|10 year government bond yield
|30 year fixed rate mortgage
Stocks are lower this morning after hawkish comments from St. Louis Fed President James Bullard. Bonds and MBS are down.
St. Louis Fed President James Bullard gave a speech which suggested that a “sufficiently restrictive” Fed Funds rate would need to be somewhere between 5% and 7%. The chart that freaked out the markets is below:
Bullard is basing this recommended policy rate on the Taylor Rule, which is a formula that calculates the ideal Fed Funds rate based on inputs such as the real interest rate, inflation, and the output gap. The punch line is that based on the current situation the Fed Funds rate should be at least 5%.
The stock and bond rally of the past week has been driven by hopes the Fed is set to pivot to looser monetary policy, and it is reversing on this speech. Note we will get Neel Kashkari (noted hawk) speaking this morning as well.
Housing starts came fell 4.2% MOM and 8.8% YOY to a seasonally-adjusted annual rate of 1.42 million. Building Permits fell to 1.53 million. Separately, the MBA reported that mortgage applications for new homes decreased 28.6% from a year ago. This number is not seasonally adjusted, so that factor is playing a part here, however mortgage rates above 7% is the primary driver.
Interestingly, the average loan size fell to $400,616 which is a function of slower home price growth and declining interest in higher-priced homes. It doesn’t look like average selling prices for the builders are declining yet, and the barometer of luxury homes – Toll Brothers – has an October FY, so we won’t hear from them until early December.

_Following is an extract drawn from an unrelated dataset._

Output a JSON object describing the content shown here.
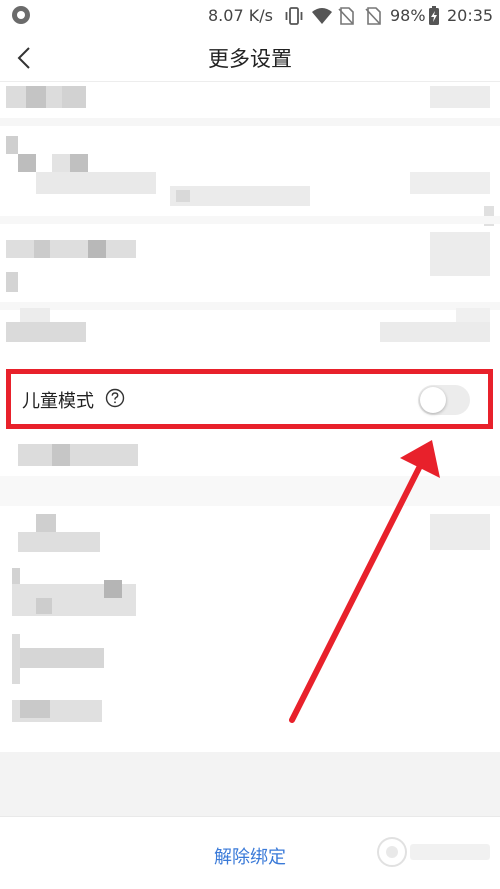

The increase in mortgage rates means some potential homebuyers can no longer afford to buy a house they ordered a year ago. This is causing people to lose any sort of deposit they put down. This is happening even if the builder ends up selling the property to a different borrower at a higher price.
Just under 2 million mortgages were originated in the 3rd quarter of 2o22, according to data from ATTOM. This is down 19% from the second quarter and 47% from a year ago. The 47% decline was the largest in 21 years. “There are no surprises in this quarter’s loan origination numbers, as the unprecedented jump in mortgage rates has battered both the purchase and refinance markets,” said Rick Sharga, executive vice president of market intelligence at ATTOM. “Prospective homebuyers have been priced out of the market by the combination of 7 percent mortgage rates and higher home prices. And refinance activity will probably continue to decline, since the majority of homeowners have loans with sub-4 percent interest rates.”